The native Americans had a tradition called the "potlatch", a celebration usually to mark the creation and erection of a totem pole reflecting your family's wealth, clan and prestige. Sometimes the totem was a carving to preserve an oral legend. The potlatch was the original pyramid scheme! You would throw a big party once a year, invite all your relatives, and your relatives would invite their friends and the party would get bigger and bigger. You were expected to buy gifts for anyone and everyone who showed up. You never quite knew how many people would arrive. Once you had entertained your company with lavish gifts, livestock, song and dance or whatever else you deemed a worthy gift for your attendees, it would be their turn next to throw a party and invite you back. If for some reason, you insulted a guest or your gifts were not worthy enough, sometimes a shame pole would be carved in your "honor" or vice versa. It really wasn't an honor. You should be ashamed of yourself and you have embarrassed your family, your clan. And conversely, if your guests did not invite you back, that was an insult and an excuse to construct a "shame" pole with their offense and likeness carved on it. It would be a very plain pole with only something at the top, perhaps a caricature of the person who had offended you or your family.
One of the most famous shame poles is the one we saw in Saxmen park. It depicts William Seward, the statesman--U.S. Secretary of State who was responsible for the purchase of Alaska at at time when people thought that was a crazy idea--"Seward's Folly", they called it. Apparently, he failed to reciprocate a potlatch, not knowing the custom, and so this "shame pole" is a reminder for all future generations to not stiff your party host! His ears and nose are painted red to represent his stinginess. The rest of the pole is totally plain all the way down to the bottom.
On this same tour that took us to the totem park, we stopped by a waterfall, and a rocky outcrop. The waterfall was nothing too spectacular, we'd seen lots bigger ones with lots bigger water volume, but the interesting thing about the waterfalls is that NO rivers or lakes feed many of the waterfalls, it's just groundwater that comes from the melting of the glaciers.
|There were seals showing their noses in this pond, but you can't see them|
Most were the immature, young bald eagles with brown heads, but we looked up, and there were at least four to five more mature bald eagles with the white heads right above us. All of a sudden, people shouted, "WHALES!" Two separate pods of Orca whales swam by just beyond the rocky outcrop. Sparky saw them and managed to catch one pod.

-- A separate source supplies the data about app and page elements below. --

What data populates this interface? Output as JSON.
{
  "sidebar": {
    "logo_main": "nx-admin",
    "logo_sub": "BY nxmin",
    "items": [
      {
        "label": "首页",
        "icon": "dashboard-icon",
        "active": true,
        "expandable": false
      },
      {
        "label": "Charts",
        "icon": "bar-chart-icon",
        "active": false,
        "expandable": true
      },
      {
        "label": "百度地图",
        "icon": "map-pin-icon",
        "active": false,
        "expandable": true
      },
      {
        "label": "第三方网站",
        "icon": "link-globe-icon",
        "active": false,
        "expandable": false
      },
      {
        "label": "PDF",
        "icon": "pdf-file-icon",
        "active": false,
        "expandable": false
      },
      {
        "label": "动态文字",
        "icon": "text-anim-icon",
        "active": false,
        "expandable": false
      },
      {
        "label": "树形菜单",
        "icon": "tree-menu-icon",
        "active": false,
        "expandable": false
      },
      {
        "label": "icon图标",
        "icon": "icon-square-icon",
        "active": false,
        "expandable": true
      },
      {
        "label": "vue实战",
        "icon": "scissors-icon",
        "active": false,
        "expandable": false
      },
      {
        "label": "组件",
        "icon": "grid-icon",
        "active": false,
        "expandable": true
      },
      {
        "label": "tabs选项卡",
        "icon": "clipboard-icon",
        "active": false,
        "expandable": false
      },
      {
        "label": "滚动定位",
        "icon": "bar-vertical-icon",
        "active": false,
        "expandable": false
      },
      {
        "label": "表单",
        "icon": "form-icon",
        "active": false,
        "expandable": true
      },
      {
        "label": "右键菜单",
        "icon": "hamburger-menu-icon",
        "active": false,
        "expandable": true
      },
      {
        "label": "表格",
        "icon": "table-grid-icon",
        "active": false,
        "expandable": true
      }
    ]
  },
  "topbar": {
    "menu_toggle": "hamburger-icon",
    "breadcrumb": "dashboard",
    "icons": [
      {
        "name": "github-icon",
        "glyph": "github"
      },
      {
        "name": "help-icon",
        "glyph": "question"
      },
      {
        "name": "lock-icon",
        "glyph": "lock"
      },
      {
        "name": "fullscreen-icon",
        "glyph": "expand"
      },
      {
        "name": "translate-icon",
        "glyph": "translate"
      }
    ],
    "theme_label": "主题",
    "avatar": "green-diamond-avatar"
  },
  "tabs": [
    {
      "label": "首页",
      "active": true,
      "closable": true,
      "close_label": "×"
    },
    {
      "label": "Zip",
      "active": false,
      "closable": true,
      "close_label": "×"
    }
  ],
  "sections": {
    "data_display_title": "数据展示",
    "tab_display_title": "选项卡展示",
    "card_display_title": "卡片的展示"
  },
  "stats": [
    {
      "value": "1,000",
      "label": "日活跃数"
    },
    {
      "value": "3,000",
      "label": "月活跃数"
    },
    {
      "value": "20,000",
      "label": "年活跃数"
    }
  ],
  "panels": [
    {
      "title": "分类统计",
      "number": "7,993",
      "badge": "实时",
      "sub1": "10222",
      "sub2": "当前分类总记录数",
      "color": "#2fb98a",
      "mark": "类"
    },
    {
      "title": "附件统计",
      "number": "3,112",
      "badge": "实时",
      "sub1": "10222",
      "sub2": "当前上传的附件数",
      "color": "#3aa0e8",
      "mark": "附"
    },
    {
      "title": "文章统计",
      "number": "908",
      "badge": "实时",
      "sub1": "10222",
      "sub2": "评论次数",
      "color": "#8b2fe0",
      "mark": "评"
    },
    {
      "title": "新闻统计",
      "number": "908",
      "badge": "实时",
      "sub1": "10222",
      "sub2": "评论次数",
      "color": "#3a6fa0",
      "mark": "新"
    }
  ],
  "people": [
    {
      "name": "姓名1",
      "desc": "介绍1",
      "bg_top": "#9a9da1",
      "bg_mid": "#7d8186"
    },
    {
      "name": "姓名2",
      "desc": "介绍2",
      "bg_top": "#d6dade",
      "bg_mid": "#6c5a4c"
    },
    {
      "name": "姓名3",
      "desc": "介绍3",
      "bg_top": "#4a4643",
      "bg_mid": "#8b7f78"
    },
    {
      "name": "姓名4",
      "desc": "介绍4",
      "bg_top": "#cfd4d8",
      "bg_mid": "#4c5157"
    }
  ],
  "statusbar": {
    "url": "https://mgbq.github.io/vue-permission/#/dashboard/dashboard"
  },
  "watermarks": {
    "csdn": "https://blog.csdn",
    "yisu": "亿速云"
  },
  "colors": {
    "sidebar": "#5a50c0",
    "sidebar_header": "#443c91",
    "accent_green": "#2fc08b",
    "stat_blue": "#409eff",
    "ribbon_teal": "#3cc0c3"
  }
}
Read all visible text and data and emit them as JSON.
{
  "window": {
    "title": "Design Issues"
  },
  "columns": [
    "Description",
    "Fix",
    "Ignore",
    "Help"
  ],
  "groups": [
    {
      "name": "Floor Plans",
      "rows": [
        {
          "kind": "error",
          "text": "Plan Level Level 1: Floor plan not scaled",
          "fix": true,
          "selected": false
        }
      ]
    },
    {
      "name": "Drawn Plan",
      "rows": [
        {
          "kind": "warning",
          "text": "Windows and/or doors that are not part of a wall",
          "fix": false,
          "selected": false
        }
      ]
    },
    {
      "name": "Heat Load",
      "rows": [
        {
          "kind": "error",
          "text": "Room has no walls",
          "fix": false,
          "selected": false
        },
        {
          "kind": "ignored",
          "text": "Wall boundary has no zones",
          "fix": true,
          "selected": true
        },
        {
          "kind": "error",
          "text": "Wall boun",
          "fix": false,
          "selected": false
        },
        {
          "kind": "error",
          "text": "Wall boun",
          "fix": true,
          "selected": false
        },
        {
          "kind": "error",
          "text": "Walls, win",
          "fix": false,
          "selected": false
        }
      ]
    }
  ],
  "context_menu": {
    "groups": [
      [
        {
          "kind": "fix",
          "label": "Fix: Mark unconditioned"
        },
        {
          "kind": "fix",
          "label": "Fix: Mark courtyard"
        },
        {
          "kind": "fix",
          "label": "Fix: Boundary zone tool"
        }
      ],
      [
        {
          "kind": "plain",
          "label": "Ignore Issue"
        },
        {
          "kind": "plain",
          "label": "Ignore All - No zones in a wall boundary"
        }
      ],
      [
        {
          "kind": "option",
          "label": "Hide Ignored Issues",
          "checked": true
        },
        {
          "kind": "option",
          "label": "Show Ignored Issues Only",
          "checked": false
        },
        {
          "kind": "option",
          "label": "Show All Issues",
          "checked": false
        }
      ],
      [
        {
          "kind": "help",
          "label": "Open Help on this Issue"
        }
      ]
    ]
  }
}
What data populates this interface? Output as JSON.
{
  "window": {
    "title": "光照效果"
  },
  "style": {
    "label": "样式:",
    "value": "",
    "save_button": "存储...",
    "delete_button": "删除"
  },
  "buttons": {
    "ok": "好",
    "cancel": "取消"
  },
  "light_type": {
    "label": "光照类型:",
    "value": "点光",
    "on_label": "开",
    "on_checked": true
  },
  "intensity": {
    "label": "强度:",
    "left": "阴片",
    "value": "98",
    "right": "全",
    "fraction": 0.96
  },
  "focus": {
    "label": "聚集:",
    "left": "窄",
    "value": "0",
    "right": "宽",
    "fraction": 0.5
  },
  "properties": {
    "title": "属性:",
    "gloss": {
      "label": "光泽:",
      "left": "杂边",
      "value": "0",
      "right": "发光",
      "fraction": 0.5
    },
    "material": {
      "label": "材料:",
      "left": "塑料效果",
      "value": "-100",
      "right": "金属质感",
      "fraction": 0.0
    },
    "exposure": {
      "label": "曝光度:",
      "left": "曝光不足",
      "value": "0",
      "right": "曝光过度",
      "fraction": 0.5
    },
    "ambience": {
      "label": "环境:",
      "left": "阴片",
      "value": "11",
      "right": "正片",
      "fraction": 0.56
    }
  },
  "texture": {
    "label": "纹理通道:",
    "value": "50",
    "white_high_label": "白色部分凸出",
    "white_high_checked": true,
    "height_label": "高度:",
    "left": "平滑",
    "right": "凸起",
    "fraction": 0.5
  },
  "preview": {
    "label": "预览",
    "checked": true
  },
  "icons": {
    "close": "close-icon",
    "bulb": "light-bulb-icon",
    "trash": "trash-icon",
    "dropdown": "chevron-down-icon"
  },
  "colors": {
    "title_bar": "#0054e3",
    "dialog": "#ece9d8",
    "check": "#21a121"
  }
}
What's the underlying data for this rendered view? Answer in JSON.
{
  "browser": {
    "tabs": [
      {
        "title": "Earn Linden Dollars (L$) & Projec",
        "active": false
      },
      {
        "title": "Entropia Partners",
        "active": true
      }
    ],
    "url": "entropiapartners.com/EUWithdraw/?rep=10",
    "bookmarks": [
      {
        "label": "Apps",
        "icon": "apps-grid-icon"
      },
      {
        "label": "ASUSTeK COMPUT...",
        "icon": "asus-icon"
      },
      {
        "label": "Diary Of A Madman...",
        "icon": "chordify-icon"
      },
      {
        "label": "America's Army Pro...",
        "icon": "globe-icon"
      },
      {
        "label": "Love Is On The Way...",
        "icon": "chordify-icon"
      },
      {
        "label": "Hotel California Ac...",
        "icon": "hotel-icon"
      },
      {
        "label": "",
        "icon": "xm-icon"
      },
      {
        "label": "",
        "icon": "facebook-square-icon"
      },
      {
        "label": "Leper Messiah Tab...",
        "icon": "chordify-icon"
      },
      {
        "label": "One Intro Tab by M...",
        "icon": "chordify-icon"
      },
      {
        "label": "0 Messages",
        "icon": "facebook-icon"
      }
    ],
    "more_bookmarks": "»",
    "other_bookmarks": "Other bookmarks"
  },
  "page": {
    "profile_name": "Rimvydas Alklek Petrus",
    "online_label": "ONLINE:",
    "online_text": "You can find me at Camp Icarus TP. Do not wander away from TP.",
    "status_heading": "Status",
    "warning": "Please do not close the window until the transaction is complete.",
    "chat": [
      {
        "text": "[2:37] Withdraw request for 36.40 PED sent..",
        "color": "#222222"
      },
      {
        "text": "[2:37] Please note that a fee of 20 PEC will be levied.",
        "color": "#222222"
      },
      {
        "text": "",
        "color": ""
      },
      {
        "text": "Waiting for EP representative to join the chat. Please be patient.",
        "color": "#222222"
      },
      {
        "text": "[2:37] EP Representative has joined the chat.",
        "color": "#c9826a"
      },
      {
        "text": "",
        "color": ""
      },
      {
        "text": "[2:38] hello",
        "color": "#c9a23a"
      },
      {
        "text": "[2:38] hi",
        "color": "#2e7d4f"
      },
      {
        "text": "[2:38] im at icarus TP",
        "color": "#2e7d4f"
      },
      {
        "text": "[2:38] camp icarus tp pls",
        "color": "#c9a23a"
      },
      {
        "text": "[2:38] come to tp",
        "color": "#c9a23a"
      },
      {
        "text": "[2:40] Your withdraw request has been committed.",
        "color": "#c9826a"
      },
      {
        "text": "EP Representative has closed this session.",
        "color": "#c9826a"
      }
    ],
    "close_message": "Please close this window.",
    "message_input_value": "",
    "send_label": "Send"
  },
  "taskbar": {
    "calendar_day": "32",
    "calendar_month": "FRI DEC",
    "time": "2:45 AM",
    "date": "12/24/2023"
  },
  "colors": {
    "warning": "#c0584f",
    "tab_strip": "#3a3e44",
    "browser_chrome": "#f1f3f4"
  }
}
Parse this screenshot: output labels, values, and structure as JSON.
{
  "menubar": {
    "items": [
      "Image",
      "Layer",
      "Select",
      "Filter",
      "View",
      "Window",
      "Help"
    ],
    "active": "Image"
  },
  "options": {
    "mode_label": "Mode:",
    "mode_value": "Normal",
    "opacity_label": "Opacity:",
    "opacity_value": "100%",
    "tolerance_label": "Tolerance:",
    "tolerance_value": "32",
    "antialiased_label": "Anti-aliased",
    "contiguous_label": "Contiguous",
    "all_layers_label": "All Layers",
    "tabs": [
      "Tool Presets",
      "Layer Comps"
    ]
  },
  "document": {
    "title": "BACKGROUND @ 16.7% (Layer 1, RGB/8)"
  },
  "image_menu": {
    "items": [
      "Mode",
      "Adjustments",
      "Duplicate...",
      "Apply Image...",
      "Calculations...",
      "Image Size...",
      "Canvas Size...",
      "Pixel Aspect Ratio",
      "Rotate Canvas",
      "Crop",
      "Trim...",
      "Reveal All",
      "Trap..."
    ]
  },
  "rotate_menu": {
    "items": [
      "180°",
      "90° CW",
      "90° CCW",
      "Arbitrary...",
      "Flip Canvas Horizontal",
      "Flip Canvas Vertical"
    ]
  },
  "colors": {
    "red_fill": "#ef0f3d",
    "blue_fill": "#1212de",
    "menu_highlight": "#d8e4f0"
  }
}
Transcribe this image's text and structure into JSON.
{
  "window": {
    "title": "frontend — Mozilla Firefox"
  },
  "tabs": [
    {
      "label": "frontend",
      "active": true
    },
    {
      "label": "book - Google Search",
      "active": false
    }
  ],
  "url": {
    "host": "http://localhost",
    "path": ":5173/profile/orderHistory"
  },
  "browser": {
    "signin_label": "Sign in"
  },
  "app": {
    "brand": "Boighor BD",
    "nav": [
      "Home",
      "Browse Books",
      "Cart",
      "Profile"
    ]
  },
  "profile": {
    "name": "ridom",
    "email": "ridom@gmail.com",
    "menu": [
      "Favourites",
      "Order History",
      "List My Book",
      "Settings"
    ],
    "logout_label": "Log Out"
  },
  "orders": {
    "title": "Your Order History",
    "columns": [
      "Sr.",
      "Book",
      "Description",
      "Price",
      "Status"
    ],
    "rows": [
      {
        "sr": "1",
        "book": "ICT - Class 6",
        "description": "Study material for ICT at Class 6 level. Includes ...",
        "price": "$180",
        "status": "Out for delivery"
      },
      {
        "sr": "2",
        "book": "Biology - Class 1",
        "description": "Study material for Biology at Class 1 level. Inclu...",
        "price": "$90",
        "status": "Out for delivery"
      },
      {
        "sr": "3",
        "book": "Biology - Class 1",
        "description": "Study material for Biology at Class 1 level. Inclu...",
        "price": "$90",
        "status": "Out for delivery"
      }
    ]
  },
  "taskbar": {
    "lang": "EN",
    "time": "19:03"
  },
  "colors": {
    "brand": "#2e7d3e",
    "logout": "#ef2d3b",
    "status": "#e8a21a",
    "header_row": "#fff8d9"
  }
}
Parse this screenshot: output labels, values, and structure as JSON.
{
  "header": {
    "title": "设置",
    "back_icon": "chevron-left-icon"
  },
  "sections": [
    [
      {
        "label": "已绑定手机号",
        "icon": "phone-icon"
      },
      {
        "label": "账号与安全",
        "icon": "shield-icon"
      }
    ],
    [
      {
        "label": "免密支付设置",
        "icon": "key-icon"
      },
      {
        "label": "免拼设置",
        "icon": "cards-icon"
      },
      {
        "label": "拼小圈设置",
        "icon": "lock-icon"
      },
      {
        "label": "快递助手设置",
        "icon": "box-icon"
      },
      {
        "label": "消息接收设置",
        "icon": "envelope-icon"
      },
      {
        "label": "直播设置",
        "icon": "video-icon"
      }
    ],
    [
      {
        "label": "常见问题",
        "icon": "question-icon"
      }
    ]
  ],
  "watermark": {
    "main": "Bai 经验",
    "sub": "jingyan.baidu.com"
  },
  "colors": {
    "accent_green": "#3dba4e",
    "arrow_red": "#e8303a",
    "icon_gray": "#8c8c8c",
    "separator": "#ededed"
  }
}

She was crouched down by a retaining wall when Eldy said, "Jeannie, there's an eagle right by you. He's less than 3 feet in front of you." HOLY MOLEY!
|"Go away, kid, you're bothering me."|
The eagle didn't move one inch. More people came and took his photo. He still didn't budge. The guide thought perhaps he might be injured and unable to fly, so he called the wildlife service. But what a thrill to see one so close! And the whales! When your guide starts taking photos, you know this is a special moment. He said that was the first sighting he'd seen of the whales this season and he couldn't stop saying, "Wow, this is amazing! You guys are really lucky to see this all at once!" This was our first tour off the boat, and we were in LOVE with Alaska!
We had a marvelous time in Ketchikan...there were more excursions offered, but this one met all of our expectations, and you know how Sparky loves nature! So she was thrilled! If we didn't see anything else the rest of the week, Sparky would still be one happy camper! Stay tuned, we did see more.....